For those of us who don’t have Olympic ambitions, we’re better off reducing our work rate to include just four to five days a week. That’s the only way that we can get adequate recovery to meet our fitness goals, whether that’s winning an SUP race, hitting a new PR in the weight room or smoking that local 5K run. Remember that muscles don’t adapt under load. Sure, we need the stimulus of exercise, but it’s the time that we spend NOT working out that determines how our bodies respond to this stimulus. That’s why it’s usually not wise to “push through” for seven days straight even if we feel okay. Doing some active recovery (think the pace of your usual warm up or cool down) or mobility work is okay, but do your body a favor and take at least one day of rest per week.
We all know those smug people who claim, “I never get sick.” Well, maybe there are a few who can go a few years without illness, but most of us get at least one knock-you-down bout each year. Now, if you have a little congestion or are generally under the weather, go ahead and workout, even if you have to dial back the intensity. But if it’s anything below the neck, you have a fever, and/or it’s something that’s serious enough to make you consider calling into work sick, then stay off your board and out of the gym.

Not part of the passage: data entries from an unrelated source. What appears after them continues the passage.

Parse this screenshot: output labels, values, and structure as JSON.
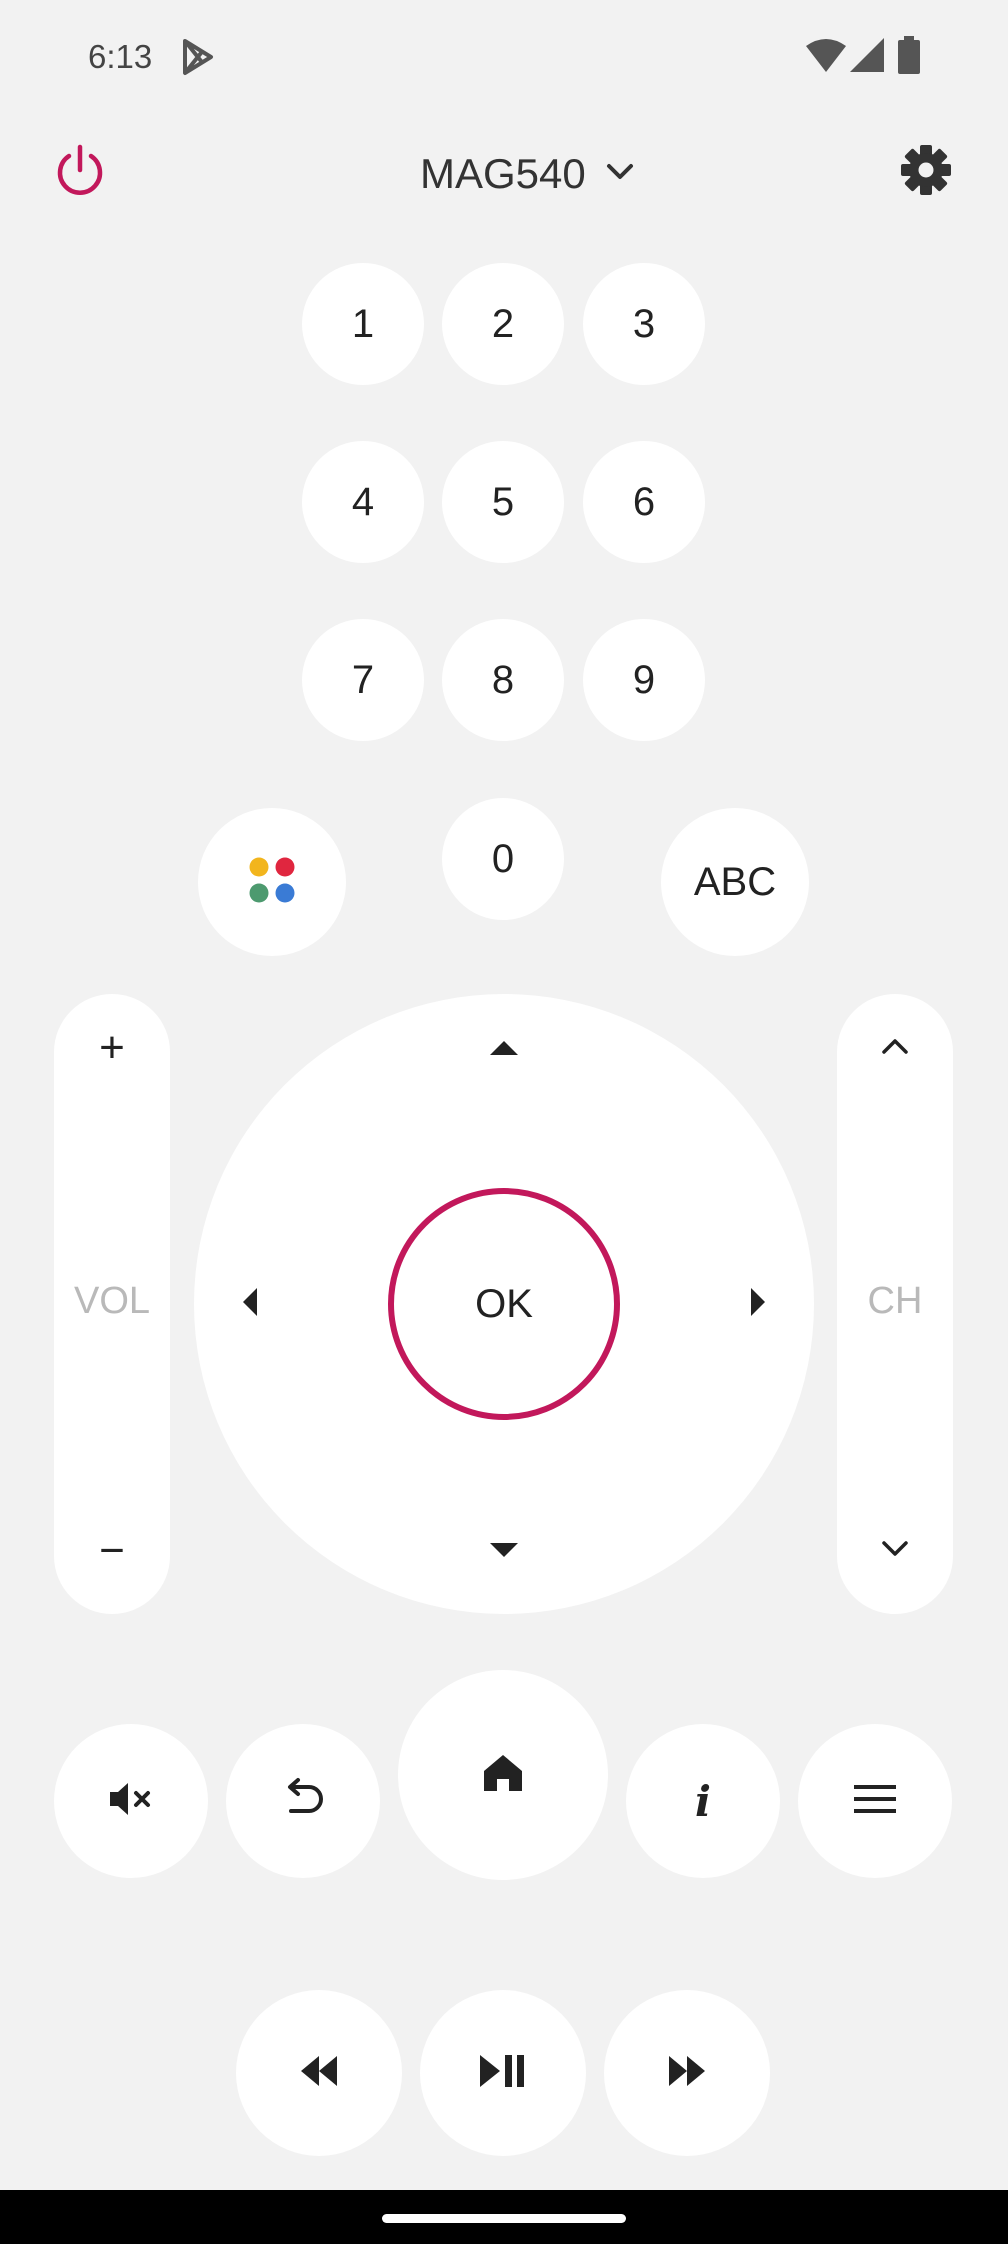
{
  "status_bar": {
    "time": "6:13",
    "icons": [
      "play-store-icon",
      "wifi-icon",
      "cell-signal-icon",
      "battery-icon"
    ]
  },
  "header": {
    "device_name": "MAG540",
    "power_icon": "power-icon",
    "dropdown_icon": "chevron-down-icon",
    "settings_icon": "gear-icon"
  },
  "keypad": {
    "digits": [
      "1",
      "2",
      "3",
      "4",
      "5",
      "6",
      "7",
      "8",
      "9",
      "0"
    ],
    "color_buttons_icon": "color-dots-icon",
    "abc_label": "ABC"
  },
  "volume": {
    "label": "VOL",
    "plus": "+",
    "minus": "−"
  },
  "channel": {
    "label": "CH",
    "up_icon": "chevron-up-icon",
    "down_icon": "chevron-down-icon"
  },
  "dpad": {
    "ok_label": "OK"
  },
  "bottom_row": {
    "icons": [
      "mute-icon",
      "back-icon",
      "home-icon",
      "info-icon",
      "menu-icon"
    ],
    "info_label": "i"
  },
  "media_row": {
    "icons": [
      "rewind-icon",
      "play-pause-icon",
      "fast-forward-icon"
    ]
  },
  "colors": {
    "accent": "#c2185b",
    "background": "#f2f2f2",
    "button": "#ffffff",
    "dot_yellow": "#f2b51d",
    "dot_red": "#e0263f",
    "dot_green": "#4d9a6f",
    "dot_blue": "#3a7bd5"
  }
}
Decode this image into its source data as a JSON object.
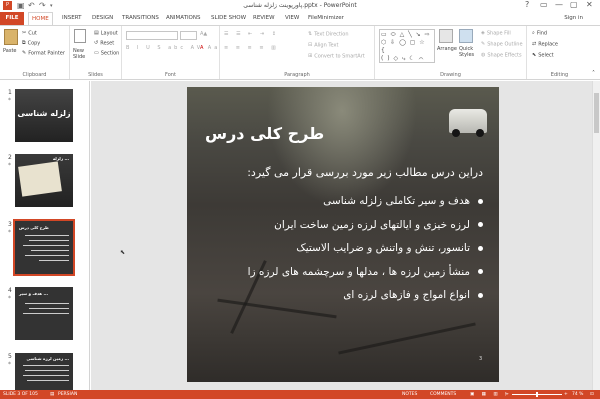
{
  "window": {
    "title": "پاورپوینت زلزله شناسی.pptx - PowerPoint",
    "controls": [
      "?",
      "▭",
      "—",
      "▢",
      "✕"
    ]
  },
  "quick_access": {
    "save_icon": "save-icon",
    "undo_icon": "undo-icon",
    "redo_icon": "redo-icon"
  },
  "ribbon_tabs": [
    "FILE",
    "HOME",
    "INSERT",
    "DESIGN",
    "TRANSITIONS",
    "ANIMATIONS",
    "SLIDE SHOW",
    "REVIEW",
    "VIEW",
    "FileMinimizer"
  ],
  "active_tab": "HOME",
  "sign_in": "Sign in",
  "ribbon": {
    "clipboard": {
      "label": "Clipboard",
      "paste": "Paste",
      "cut": "Cut",
      "copy": "Copy",
      "format_painter": "Format Painter"
    },
    "slides": {
      "label": "Slides",
      "new_slide": "New Slide",
      "layout": "Layout",
      "reset": "Reset",
      "section": "Section"
    },
    "font": {
      "label": "Font"
    },
    "paragraph": {
      "label": "Paragraph",
      "text_direction": "Text Direction",
      "align_text": "Align Text",
      "convert_smartart": "Convert to SmartArt"
    },
    "drawing": {
      "label": "Drawing",
      "arrange": "Arrange",
      "quick_styles": "Quick Styles",
      "shape_fill": "Shape Fill",
      "shape_outline": "Shape Outline",
      "shape_effects": "Shape Effects"
    },
    "editing": {
      "label": "Editing",
      "find": "Find",
      "replace": "Replace",
      "select": "Select"
    }
  },
  "thumbnails": [
    {
      "num": "1",
      "title": "زلزله شناسی"
    },
    {
      "num": "2",
      "title": "زلزله ..."
    },
    {
      "num": "3",
      "title": "طرح کلی درس",
      "selected": true
    },
    {
      "num": "4",
      "title": "هدف و سیر ..."
    },
    {
      "num": "5",
      "title": "زمین لرزه شناسی ..."
    }
  ],
  "slide": {
    "title": "طرح کلی درس",
    "intro": "دراین درس مطالب زیر مورد بررسی قرار می گیرد:",
    "bullets": [
      "هدف و سیر تکاملی زلزله شناسی",
      "لرزه خیزی و ایالتهای لرزه زمین ساخت ایران",
      "تانسور، تنش و واتنش و ضرایب الاستیک",
      "منشأ زمین لرزه ها ، مدلها و سرچشمه های لرزه زا",
      "انواع امواج و فازهای لرزه ای"
    ],
    "number": "3"
  },
  "status": {
    "slide_of": "SLIDE 3 OF 105",
    "language": "PERSIAN",
    "notes": "NOTES",
    "comments": "COMMENTS",
    "zoom": "74 %"
  },
  "colors": {
    "accent": "#d24726",
    "ribbon_bg": "#ffffff",
    "workspace": "#e5e5e5"
  }
}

Just like if you get less or minimal sleep, when you’re sick your system is working double time to keep you functioning. The human body isn’t designed to shuttle antibodies and all its other illness-fighting properties to take on infection while also fueling optimal physical output. At best, you’ll have a crappy workout, and at worst, you can exaggerate your systems and get really sick. So, fight that temptation to push through and that fear that you’ll be losing ground, and instead spend your time guzzling green tea with honey, extra fruit and veggies and zinc-rich foods that can get you back to normal quickly.
article by : http://www.supthemag.com